-------- DATA SECTION --------
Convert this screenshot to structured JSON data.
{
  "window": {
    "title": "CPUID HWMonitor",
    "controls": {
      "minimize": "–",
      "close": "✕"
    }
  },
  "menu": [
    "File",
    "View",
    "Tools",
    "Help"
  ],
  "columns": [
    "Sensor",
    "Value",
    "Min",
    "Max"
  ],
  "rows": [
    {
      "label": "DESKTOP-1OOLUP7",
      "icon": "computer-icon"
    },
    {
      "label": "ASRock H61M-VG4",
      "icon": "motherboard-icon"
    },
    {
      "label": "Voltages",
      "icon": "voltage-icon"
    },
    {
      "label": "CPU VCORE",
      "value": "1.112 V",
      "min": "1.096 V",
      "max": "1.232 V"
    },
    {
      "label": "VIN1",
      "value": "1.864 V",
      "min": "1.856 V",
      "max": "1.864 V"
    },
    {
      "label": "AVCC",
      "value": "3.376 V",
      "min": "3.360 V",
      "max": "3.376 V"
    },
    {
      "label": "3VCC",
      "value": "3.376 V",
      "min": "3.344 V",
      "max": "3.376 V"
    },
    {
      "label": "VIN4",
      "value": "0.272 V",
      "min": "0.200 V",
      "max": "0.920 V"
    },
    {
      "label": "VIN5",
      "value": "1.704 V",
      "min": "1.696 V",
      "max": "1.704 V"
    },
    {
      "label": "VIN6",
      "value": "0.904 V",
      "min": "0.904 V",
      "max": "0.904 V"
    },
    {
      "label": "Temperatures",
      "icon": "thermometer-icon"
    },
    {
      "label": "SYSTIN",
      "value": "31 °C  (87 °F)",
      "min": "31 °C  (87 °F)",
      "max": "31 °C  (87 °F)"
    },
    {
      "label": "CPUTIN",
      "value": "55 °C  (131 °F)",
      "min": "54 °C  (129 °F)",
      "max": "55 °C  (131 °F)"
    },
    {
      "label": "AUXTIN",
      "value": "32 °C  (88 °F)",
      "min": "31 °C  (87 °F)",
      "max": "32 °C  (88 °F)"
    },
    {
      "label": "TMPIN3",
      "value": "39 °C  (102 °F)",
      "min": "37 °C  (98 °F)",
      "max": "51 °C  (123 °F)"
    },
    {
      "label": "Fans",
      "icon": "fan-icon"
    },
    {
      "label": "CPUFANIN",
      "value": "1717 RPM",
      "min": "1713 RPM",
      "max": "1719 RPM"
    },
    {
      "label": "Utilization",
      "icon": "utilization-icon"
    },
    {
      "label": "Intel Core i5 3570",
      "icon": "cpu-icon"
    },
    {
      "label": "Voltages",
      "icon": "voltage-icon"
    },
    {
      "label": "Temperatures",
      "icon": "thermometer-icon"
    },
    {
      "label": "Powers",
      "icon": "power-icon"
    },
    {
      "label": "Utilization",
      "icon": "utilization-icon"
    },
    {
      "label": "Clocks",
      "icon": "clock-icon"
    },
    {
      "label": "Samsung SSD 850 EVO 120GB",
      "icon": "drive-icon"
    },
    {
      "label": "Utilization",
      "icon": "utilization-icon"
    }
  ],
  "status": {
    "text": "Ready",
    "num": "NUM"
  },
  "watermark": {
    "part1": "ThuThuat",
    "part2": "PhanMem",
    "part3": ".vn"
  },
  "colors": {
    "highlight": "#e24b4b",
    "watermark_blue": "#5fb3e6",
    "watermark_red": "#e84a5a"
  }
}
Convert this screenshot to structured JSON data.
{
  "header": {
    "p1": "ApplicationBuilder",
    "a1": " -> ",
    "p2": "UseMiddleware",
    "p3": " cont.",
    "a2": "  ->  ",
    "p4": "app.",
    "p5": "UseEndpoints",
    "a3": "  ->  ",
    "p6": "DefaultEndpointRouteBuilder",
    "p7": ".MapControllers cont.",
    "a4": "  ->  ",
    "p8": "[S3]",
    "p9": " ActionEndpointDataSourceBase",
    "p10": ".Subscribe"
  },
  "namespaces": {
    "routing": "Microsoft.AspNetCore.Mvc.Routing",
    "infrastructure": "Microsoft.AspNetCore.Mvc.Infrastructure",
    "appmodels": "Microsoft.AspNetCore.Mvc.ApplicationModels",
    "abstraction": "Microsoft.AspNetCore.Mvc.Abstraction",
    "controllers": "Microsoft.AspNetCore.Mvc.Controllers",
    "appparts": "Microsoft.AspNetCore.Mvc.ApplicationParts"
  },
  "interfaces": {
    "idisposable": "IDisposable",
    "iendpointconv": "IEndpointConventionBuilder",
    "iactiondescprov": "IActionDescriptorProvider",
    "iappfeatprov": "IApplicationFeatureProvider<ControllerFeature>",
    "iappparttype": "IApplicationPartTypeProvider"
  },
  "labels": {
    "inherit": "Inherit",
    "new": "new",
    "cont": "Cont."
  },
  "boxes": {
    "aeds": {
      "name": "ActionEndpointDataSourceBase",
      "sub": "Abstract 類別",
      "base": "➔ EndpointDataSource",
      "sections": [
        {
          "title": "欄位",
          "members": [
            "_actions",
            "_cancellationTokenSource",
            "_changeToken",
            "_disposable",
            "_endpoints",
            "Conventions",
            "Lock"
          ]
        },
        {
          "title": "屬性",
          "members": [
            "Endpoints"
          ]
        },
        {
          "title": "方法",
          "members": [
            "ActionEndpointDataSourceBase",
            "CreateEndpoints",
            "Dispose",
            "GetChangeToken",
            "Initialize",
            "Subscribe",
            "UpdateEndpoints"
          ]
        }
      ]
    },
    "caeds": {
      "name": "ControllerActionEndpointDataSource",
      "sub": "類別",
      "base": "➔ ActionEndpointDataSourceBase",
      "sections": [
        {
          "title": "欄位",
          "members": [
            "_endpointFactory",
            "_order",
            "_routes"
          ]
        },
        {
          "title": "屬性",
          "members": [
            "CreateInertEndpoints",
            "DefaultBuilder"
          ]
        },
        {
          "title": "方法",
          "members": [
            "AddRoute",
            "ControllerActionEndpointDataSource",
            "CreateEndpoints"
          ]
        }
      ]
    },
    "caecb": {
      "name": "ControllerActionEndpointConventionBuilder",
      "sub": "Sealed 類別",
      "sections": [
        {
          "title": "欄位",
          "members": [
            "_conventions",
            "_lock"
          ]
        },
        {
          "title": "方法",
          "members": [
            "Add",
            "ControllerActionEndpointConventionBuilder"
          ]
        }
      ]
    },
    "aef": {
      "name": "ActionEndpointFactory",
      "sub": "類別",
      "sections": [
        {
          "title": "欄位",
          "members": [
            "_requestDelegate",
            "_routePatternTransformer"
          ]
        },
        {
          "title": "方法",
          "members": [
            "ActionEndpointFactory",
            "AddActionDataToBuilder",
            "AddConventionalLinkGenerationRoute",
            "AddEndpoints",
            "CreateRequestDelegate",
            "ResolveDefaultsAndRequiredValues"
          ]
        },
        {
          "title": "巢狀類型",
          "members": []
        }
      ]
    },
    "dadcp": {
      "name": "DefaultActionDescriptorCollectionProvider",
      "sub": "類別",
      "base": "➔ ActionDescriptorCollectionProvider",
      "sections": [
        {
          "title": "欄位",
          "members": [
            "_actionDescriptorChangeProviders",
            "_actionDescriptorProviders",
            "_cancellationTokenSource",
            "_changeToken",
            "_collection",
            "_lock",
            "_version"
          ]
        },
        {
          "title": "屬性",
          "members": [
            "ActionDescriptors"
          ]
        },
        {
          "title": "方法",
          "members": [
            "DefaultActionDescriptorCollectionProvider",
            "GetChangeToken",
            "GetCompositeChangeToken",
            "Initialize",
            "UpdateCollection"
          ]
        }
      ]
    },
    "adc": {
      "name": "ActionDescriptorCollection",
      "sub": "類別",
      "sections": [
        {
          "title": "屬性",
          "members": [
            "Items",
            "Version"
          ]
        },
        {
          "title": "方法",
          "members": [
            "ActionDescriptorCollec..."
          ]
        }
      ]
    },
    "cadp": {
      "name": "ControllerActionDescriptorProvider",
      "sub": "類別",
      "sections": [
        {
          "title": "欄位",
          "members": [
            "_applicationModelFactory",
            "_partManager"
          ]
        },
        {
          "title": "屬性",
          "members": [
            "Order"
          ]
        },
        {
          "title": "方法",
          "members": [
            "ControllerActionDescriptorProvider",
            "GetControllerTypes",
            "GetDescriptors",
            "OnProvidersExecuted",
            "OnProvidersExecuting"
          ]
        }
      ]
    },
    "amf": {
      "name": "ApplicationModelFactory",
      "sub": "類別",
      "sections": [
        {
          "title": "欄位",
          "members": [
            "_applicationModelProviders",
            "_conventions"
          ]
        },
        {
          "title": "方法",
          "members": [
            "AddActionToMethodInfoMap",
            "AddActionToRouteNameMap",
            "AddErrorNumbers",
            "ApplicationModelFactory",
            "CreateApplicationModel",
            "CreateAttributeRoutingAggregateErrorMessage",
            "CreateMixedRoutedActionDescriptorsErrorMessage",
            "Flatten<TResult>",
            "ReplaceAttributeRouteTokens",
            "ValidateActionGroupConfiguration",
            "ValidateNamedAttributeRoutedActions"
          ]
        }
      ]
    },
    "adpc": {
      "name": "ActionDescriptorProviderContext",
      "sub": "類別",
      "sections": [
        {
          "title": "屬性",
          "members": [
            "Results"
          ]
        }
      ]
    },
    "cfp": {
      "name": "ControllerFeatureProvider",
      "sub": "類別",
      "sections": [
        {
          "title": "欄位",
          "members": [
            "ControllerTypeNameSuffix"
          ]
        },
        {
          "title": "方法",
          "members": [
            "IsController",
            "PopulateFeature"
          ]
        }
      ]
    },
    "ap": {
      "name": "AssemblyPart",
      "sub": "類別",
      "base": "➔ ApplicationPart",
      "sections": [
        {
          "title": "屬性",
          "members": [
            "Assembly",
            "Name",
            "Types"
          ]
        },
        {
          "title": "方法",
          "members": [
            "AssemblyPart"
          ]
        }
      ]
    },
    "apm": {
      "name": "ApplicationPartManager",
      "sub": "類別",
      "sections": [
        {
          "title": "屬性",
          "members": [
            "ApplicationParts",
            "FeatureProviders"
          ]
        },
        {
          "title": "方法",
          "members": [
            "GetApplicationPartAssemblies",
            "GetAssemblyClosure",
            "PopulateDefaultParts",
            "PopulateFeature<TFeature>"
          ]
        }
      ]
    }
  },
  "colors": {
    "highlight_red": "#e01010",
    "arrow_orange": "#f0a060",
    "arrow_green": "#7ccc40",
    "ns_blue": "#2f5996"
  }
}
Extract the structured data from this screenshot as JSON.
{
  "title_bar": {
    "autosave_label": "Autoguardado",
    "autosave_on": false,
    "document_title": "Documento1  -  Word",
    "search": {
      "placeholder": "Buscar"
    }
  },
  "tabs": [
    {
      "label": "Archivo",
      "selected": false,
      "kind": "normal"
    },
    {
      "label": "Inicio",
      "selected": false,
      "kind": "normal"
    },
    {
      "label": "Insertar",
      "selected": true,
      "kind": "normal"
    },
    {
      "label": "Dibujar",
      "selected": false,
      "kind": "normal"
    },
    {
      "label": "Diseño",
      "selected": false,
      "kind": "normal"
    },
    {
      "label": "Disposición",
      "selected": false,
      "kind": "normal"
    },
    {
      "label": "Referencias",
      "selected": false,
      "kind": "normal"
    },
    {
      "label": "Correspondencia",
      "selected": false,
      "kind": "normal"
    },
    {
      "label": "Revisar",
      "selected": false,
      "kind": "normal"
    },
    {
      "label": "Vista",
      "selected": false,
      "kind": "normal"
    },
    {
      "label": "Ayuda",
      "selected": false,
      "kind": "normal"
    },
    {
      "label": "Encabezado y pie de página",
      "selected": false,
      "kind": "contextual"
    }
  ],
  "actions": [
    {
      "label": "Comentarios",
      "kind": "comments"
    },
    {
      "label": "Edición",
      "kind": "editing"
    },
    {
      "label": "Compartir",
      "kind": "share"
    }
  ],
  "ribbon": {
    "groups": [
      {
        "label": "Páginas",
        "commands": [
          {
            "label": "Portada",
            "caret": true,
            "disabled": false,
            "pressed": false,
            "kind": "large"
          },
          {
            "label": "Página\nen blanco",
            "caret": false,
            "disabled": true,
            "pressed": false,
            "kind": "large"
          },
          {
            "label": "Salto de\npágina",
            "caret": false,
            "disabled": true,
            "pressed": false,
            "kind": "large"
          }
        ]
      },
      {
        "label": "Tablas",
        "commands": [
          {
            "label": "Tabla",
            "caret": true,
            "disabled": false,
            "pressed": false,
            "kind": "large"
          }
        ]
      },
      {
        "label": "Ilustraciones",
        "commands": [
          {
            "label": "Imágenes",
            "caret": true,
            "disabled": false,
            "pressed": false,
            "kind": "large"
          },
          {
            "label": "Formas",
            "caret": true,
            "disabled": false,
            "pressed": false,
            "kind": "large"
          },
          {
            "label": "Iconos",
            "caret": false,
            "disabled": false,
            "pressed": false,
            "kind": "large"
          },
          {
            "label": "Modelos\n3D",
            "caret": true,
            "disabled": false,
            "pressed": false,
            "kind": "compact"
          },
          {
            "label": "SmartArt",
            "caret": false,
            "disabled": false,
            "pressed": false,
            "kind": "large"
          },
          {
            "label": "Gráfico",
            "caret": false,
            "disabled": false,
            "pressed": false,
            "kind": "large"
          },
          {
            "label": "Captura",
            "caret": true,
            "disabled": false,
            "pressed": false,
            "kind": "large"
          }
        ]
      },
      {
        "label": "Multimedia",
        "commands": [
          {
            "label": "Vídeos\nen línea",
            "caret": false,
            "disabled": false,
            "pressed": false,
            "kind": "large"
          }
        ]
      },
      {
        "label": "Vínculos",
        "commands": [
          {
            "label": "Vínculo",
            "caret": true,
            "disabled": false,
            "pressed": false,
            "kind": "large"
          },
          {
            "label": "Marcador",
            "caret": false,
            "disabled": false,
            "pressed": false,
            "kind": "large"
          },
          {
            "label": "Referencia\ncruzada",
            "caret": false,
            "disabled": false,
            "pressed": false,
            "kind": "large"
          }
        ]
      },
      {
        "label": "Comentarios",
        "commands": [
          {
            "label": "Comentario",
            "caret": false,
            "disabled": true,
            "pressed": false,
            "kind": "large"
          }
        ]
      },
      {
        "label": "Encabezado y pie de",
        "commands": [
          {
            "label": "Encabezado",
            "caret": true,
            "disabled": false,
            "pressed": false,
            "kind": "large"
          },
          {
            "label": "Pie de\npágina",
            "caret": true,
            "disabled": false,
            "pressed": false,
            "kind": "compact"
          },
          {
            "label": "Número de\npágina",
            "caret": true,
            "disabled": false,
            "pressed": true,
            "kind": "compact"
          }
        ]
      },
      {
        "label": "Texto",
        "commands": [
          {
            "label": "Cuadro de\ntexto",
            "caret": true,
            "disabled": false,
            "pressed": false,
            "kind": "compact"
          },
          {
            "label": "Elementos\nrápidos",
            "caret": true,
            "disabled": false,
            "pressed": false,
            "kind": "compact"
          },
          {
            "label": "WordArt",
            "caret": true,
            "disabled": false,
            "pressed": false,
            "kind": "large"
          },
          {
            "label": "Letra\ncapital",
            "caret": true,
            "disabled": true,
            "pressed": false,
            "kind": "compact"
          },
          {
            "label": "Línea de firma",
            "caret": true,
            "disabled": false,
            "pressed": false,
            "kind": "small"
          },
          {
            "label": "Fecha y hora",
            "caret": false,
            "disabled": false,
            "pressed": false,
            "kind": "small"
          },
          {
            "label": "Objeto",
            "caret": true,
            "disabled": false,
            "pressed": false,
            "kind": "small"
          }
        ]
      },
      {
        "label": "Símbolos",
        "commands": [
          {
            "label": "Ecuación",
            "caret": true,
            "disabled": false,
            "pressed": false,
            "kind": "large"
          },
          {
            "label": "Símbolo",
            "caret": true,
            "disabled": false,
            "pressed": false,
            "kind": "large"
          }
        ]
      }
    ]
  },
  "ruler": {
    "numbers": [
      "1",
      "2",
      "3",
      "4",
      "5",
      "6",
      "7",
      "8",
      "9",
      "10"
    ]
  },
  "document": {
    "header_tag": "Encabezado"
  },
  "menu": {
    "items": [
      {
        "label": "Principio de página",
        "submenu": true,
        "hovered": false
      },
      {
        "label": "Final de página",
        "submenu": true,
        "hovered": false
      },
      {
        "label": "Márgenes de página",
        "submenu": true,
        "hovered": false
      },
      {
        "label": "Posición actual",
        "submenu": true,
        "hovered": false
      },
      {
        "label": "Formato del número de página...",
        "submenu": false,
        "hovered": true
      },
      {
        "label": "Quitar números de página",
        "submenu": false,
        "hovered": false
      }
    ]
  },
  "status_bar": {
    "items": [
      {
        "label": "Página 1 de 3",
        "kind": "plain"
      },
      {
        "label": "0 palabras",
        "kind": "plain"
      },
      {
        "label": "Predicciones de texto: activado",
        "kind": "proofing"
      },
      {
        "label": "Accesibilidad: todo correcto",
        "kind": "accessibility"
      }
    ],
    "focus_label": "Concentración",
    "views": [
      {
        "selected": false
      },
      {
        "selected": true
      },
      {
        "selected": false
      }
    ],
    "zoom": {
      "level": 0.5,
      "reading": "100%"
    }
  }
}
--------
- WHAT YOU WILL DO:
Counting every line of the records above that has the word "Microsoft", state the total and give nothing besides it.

- ANSWER TO THIS EXERCISE:
6